On February 15, I am co-hosting a community information session on the 2023 city budget with Councillors Shawn Menard and Jeff Leiper. Learn more about what the city spends money on and how we can improve frontline services for everyone, particularly in the urban core. The conversation will also feature Vivic Research, on behalf of the Ottawa Coalition for a People's Budget.
Information session for 357 – 363 Preston Street
Come join us for a community information session on the proposed development at 357-363 Preston St. This is a virtual meeting and will take place via Zoom, you can register online.
Learn more about the proposed development.
We have been working hard to respond to all of the inquiries about snow removal in the ward, we understand and share your frustration.
This winter season, Ottawa has received a total 199.5 centimetres of snow. That amount exceeds last year’s total of 196.1 centimetres and the three-year average of 192.2 centimetres. That’s a lot of snow, and we recognize it has piled up right across our city, making for some very narrow roadways, sidewalks and cycling routes.
Winter Maintenance Quality Standards (WMQS) have not been updated since 2003. This year, staff are taking a comprehensive view of WMQS and we’re excited to work with city staff to update our standards and bring better service to our downtown neighbourhoods.
If you are having particular difficulty with accessibility or other concerns related to snow-clearing, feel free to email our office at [email protected].
Ottawa Public Health updates
Routine vaccination for children at Neighbourhood Health & Wellness Hubs
Routine vaccinations protect people and those around them against diseases like measles and polio and are required for school and daycare attendance. For children and youth who are facing barriers to accessing routine vaccinations in the community, Ottawa Public Health (OPH) is helping them get caught up on their vaccines.
In addition to Ottawa Public Health’s Family Vaccination Clinics, four Neighbourhood Health and Wellness Hubs now offer routine vaccinations. All vaccines at these clinics are offered at no cost, and an Ontario Health Insurance Plan (OHIP) card is not required. A reminder to update immunization records by reporting them Ottawa Public Health.

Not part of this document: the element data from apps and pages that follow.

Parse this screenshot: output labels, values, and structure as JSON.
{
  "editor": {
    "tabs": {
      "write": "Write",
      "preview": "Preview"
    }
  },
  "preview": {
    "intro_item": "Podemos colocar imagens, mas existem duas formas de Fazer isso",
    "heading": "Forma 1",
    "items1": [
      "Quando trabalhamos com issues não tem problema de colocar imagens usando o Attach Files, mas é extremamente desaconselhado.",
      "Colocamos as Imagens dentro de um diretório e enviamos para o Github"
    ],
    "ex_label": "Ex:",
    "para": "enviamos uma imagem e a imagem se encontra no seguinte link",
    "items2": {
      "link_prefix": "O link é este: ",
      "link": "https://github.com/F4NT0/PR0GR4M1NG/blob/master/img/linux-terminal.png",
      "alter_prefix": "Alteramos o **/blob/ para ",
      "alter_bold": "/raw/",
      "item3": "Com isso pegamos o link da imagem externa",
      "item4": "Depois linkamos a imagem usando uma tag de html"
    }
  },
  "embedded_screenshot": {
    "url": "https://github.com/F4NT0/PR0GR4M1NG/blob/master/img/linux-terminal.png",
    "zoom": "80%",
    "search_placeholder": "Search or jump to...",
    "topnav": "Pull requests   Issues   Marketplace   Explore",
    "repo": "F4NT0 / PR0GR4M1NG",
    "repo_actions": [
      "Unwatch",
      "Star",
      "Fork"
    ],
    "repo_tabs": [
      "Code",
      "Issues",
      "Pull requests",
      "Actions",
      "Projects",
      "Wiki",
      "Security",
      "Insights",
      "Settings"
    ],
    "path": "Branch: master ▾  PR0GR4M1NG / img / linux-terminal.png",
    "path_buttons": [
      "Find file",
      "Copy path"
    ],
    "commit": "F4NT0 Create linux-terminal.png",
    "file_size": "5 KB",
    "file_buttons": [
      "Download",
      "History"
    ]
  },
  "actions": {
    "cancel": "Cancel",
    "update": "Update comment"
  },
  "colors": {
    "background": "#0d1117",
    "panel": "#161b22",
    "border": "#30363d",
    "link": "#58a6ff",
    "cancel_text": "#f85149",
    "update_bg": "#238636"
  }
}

Weekly snapshot and dashboard
Our weekly Respiratory Virus Snapshots are shared through OPH’s Facebook, Twitter and Instagram channels and posted on our main COVID-19 website at OttawaPublicHealth.ca/coronavirus. Check out the dashboard displaying information about respiratory virus activity: www.OttawaPublicHealth.ca/FluReport

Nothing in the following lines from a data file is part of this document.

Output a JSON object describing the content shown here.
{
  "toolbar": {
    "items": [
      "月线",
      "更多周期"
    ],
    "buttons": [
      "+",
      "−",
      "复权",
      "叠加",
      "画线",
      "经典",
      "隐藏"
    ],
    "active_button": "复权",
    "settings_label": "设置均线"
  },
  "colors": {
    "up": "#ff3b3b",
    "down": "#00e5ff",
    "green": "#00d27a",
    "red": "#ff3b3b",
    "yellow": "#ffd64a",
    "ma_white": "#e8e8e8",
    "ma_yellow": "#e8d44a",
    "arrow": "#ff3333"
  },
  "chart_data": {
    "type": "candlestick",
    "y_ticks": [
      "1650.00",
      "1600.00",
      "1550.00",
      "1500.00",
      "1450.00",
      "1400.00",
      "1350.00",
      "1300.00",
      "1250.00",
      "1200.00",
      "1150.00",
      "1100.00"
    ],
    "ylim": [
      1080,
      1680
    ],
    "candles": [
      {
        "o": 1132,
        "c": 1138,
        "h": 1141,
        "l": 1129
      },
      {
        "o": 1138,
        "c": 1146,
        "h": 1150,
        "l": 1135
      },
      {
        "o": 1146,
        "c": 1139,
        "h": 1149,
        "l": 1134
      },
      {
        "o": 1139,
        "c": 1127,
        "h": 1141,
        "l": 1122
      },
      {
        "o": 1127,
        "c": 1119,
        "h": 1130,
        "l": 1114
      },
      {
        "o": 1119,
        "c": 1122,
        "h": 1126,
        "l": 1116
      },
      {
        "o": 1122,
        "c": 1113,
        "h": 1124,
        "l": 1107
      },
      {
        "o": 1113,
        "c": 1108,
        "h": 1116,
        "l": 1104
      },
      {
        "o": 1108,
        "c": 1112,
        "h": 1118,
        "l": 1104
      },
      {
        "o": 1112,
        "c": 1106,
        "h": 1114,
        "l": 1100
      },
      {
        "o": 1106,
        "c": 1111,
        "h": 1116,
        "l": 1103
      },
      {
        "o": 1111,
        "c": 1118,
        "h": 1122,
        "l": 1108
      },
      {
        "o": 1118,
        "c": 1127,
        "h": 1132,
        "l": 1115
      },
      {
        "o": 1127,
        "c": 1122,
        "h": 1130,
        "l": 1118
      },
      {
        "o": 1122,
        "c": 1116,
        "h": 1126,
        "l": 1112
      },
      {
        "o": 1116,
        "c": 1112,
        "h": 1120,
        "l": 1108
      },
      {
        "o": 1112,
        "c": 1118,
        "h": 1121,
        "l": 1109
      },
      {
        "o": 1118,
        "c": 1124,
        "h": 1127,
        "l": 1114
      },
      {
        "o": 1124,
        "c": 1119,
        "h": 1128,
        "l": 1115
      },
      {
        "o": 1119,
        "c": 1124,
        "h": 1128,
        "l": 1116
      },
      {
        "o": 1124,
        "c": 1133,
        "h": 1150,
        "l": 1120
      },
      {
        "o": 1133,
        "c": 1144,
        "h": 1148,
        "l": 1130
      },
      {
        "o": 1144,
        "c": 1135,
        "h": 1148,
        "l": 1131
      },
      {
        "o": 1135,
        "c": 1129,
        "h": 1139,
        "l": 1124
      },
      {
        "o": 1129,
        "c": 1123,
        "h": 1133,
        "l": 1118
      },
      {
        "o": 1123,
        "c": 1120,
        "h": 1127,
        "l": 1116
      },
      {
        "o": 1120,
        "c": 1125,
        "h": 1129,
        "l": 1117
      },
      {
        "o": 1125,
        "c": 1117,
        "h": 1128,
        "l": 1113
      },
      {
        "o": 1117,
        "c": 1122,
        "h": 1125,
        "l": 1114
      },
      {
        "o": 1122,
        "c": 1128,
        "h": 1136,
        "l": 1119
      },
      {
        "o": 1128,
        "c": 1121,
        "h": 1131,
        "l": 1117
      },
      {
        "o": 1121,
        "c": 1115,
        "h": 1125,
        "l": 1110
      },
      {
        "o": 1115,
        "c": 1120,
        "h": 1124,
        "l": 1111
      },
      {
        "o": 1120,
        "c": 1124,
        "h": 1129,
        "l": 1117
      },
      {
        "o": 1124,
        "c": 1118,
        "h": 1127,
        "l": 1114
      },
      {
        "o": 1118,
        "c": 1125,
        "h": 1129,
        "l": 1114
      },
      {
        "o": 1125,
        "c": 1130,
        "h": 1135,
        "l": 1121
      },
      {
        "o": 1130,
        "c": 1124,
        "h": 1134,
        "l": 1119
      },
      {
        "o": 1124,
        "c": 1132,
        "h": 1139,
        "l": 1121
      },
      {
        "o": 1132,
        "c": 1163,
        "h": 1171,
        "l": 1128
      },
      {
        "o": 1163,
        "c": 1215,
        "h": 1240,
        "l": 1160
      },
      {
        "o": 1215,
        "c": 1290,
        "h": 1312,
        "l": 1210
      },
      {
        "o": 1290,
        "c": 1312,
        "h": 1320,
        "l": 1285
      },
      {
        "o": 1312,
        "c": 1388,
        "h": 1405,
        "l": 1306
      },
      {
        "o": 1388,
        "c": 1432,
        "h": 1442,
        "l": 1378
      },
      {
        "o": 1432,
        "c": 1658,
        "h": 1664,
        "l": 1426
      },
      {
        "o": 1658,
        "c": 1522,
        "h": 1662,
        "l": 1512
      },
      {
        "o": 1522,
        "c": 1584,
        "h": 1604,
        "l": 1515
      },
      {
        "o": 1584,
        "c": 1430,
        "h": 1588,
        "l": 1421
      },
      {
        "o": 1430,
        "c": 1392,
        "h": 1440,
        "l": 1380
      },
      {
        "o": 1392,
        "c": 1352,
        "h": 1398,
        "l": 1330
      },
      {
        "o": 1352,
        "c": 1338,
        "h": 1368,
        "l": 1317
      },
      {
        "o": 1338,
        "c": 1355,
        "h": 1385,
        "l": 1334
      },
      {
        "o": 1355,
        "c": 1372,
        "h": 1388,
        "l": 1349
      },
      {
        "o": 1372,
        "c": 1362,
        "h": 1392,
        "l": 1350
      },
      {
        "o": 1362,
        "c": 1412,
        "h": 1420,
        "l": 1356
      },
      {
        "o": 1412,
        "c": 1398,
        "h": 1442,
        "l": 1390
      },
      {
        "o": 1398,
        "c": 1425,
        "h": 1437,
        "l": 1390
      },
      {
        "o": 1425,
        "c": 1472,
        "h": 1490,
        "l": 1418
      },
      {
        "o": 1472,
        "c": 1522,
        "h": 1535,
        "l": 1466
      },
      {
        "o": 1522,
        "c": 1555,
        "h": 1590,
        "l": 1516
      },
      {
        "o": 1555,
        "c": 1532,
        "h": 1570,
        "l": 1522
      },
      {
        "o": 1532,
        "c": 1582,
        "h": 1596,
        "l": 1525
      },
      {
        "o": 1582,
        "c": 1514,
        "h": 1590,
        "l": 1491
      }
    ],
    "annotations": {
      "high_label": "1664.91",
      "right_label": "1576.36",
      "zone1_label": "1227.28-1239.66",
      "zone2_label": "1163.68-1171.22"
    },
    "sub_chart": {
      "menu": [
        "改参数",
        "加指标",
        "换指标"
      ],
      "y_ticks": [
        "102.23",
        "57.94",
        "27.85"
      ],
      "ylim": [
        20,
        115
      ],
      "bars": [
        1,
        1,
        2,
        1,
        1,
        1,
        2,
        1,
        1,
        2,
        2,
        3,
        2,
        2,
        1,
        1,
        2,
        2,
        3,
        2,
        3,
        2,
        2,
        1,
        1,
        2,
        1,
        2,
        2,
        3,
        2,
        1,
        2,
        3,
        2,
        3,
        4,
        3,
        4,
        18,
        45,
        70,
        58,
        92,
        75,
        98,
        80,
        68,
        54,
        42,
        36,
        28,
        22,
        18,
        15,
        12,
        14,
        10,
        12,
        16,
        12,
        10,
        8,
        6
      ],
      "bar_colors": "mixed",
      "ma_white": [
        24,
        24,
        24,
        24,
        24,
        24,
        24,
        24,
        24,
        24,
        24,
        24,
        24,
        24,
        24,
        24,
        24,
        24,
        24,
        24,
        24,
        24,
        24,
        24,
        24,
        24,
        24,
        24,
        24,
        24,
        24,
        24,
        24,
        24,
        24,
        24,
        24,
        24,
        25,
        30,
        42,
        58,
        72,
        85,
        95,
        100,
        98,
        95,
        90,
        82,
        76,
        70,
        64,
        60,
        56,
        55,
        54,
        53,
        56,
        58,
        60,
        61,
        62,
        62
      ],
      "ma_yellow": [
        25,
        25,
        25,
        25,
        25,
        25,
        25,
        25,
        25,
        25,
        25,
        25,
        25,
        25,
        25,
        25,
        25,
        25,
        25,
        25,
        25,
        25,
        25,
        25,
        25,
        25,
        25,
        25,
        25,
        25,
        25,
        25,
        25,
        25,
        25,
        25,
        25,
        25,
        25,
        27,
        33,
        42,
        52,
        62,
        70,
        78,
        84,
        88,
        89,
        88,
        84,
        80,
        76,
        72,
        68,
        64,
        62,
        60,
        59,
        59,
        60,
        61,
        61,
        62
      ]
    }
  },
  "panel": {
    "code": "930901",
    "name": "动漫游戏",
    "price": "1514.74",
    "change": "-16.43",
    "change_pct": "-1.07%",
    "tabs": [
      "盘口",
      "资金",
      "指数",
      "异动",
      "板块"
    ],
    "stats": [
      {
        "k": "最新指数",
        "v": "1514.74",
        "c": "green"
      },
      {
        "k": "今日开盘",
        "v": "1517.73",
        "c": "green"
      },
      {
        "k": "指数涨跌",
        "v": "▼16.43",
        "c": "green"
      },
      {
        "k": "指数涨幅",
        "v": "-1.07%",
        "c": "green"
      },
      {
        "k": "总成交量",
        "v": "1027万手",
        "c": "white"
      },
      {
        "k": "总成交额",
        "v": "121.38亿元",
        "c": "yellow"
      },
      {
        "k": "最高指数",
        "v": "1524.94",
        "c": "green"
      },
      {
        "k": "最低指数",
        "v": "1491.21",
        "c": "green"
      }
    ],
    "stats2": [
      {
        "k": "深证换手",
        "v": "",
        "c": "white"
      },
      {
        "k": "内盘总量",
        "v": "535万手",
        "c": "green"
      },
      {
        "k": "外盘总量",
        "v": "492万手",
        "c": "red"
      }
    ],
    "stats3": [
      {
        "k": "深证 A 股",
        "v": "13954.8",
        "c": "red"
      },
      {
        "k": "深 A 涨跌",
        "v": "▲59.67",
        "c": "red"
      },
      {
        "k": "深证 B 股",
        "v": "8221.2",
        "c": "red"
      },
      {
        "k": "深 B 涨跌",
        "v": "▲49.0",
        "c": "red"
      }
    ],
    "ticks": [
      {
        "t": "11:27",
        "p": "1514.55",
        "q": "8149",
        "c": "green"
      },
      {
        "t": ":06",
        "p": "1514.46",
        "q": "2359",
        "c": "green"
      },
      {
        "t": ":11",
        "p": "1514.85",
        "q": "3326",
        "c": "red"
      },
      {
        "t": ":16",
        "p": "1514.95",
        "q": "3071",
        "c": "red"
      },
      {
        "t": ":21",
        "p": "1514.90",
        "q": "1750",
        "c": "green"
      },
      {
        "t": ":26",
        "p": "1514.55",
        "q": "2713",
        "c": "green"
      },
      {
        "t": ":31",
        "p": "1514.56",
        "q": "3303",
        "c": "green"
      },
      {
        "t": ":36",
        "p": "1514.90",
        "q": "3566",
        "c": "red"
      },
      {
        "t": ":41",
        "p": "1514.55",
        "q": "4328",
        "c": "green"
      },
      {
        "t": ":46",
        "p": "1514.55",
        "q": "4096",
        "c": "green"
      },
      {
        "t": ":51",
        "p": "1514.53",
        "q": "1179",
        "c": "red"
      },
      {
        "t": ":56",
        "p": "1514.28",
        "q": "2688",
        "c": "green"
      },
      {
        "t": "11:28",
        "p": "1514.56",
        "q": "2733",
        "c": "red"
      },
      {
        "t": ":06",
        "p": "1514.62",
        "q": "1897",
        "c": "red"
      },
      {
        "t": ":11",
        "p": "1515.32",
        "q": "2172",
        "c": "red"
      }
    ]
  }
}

Fun Ideas to get families walking this winter
February is Winter Walk Month, the perfect time for families to enjoy walking outdoors together. One great way to stay active this winter is by walking to school the whole way or part of the way. Did you know that walking or rolling to school not only improves children’s health but can help improve academic performance? The increased physical activity improves alertness and attention span during the school day! An active school commute also reduces road congestion in school zones and greenhouse gas emissions – it’s a win-win for everyone!
Some families are not able to walk all the way to school, so for families who drive, we encourage you to avoid the congestion by parking five minutes away from the school and walking a block! Find your Walk-a-Block map HERE. Families who take the school bus can stay active this winter by walking in their community together.
Families and schools can check out the many resources available to celebrate Winter Walk Month HERE. Below are a few of the ways that families can join in the fun:
Join the Hop! Winter Walk Challenge. Use the Hop! app in February to log your walks to school or in the community. Everyone who participates will be entered in a random prize draw to win a $50 gift card from Indigo/Chapters! 123hop.ca.
Ottawa teachers are encouraged to join the Hop! Winter Walk Classroom Challenge. The classroom team that logs the most kilometres in the month of February will win a $100 gift card. Classroom teachers can create a team and join the challenge by emailing [email protected].
Whether you are a parent, guardian, teacher, or engaged community member, the children in your life will thank you for walking with them! Check out this blog post for more fun ideas for walking in the winter.